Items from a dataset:
*** Begin section ***

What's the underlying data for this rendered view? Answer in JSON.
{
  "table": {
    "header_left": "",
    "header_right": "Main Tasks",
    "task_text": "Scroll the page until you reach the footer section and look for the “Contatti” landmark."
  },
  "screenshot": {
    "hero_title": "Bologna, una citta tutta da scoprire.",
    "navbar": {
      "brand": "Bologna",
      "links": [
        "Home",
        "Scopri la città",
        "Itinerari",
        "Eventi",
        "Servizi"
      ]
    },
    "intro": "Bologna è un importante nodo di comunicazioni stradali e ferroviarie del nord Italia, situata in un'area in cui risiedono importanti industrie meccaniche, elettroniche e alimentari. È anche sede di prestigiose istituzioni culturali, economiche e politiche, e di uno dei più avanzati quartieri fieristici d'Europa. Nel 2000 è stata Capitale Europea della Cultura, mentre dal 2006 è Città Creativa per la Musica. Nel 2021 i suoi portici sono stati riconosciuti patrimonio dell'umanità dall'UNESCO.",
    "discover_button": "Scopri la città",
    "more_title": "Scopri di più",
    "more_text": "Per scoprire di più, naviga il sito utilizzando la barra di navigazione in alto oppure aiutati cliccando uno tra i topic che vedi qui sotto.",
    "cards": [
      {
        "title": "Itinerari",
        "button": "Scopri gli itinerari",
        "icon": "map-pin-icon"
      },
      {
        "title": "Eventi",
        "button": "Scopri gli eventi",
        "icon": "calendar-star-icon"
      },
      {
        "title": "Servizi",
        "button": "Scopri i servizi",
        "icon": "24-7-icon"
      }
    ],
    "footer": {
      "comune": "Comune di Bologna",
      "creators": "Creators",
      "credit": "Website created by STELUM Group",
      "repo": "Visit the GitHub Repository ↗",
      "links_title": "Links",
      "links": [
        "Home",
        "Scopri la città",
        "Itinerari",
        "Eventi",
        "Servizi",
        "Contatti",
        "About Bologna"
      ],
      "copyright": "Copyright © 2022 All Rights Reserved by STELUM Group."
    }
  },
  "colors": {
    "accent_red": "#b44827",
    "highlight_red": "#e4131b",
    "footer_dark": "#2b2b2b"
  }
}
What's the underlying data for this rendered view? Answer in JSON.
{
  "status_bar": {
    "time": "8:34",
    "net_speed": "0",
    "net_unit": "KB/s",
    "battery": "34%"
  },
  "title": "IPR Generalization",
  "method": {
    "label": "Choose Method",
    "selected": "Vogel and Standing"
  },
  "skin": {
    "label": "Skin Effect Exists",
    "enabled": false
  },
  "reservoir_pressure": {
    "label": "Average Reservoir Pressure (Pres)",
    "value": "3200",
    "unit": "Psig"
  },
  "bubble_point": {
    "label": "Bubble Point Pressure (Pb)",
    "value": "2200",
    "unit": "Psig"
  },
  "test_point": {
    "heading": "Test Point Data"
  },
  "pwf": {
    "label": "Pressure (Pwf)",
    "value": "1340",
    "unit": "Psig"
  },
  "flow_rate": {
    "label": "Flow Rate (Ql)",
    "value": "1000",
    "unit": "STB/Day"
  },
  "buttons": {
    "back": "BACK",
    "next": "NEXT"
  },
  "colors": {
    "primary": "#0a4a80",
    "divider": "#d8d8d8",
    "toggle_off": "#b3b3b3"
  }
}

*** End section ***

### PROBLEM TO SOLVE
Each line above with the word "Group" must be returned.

### PROBLEM SOLUTION
      "credit": "Website created by STELUM Group",
      "copyright": "Copyright © 2022 All Rights Reserved by STELUM Group."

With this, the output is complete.